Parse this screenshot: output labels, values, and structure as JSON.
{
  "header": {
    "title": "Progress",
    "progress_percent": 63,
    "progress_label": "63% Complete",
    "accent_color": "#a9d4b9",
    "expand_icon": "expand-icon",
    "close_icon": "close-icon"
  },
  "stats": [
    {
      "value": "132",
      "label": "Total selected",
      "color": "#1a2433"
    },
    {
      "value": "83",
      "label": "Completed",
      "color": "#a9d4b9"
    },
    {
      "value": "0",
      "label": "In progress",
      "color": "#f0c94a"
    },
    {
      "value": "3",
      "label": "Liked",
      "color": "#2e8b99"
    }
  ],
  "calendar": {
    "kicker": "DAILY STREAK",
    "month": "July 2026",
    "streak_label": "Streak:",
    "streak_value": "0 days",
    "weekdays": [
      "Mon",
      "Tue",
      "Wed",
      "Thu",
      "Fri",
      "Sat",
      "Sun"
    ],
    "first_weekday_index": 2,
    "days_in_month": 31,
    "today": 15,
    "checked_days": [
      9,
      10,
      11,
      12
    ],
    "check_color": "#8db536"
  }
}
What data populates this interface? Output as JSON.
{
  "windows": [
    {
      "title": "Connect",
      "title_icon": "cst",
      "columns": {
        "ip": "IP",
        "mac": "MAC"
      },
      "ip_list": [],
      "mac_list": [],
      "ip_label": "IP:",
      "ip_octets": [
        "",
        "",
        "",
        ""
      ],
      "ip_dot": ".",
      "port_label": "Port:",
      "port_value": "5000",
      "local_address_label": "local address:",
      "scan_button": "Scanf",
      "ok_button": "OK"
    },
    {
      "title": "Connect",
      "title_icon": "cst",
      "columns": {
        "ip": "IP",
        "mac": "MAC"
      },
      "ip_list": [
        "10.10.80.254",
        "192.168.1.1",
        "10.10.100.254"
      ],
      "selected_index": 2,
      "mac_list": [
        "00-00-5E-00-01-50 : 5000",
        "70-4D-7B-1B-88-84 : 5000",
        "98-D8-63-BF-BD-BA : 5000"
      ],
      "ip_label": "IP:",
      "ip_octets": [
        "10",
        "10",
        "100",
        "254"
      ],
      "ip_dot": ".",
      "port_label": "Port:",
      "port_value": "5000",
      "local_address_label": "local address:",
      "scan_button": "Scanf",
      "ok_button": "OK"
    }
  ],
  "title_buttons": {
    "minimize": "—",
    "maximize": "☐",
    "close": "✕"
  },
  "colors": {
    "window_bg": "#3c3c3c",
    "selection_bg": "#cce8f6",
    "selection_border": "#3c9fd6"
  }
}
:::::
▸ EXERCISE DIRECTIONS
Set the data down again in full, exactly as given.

▸ THE ANSWER
Parse this screenshot: output labels, values, and structure as JSON.
{
  "header": {
    "title": "Progress",
    "progress_percent": 63,
    "progress_label": "63% Complete",
    "accent_color": "#a9d4b9",
    "expand_icon": "expand-icon",
    "close_icon": "close-icon"
  },
  "stats": [
    {
      "value": "132",
      "label": "Total selected",
      "color": "#1a2433"
    },
    {
      "value": "83",
      "label": "Completed",
      "color": "#a9d4b9"
    },
    {
      "value": "0",
      "label": "In progress",
      "color": "#f0c94a"
    },
    {
      "value": "3",
      "label": "Liked",
      "color": "#2e8b99"
    }
  ],
  "calendar": {
    "kicker": "DAILY STREAK",
    "month": "July 2026",
    "streak_label": "Streak:",
    "streak_value": "0 days",
    "weekdays": [
      "Mon",
      "Tue",
      "Wed",
      "Thu",
      "Fri",
      "Sat",
      "Sun"
    ],
    "first_weekday_index": 2,
    "days_in_month": 31,
    "today": 15,
    "checked_days": [
      9,
      10,
      11,
      12
    ],
    "check_color": "#8db536"
  }
}
What data populates this interface? Output as JSON.
{
  "windows": [
    {
      "title": "Connect",
      "title_icon": "cst",
      "columns": {
        "ip": "IP",
        "mac": "MAC"
      },
      "ip_list": [],
      "mac_list": [],
      "ip_label": "IP:",
      "ip_octets": [
        "",
        "",
        "",
        ""
      ],
      "ip_dot": ".",
      "port_label": "Port:",
      "port_value": "5000",
      "local_address_label": "local address:",
      "scan_button": "Scanf",
      "ok_button": "OK"
    },
    {
      "title": "Connect",
      "title_icon": "cst",
      "columns": {
        "ip": "IP",
        "mac": "MAC"
      },
      "ip_list": [
        "10.10.80.254",
        "192.168.1.1",
        "10.10.100.254"
      ],
      "selected_index": 2,
      "mac_list": [
        "00-00-5E-00-01-50 : 5000",
        "70-4D-7B-1B-88-84 : 5000",
        "98-D8-63-BF-BD-BA : 5000"
      ],
      "ip_label": "IP:",
      "ip_octets": [
        "10",
        "10",
        "100",
        "254"
      ],
      "ip_dot": ".",
      "port_label": "Port:",
      "port_value": "5000",
      "local_address_label": "local address:",
      "scan_button": "Scanf",
      "ok_button": "OK"
    }
  ],
  "title_buttons": {
    "minimize": "—",
    "maximize": "☐",
    "close": "✕"
  },
  "colors": {
    "window_bg": "#3c3c3c",
    "selection_bg": "#cce8f6",
    "selection_border": "#3c9fd6"
  }
}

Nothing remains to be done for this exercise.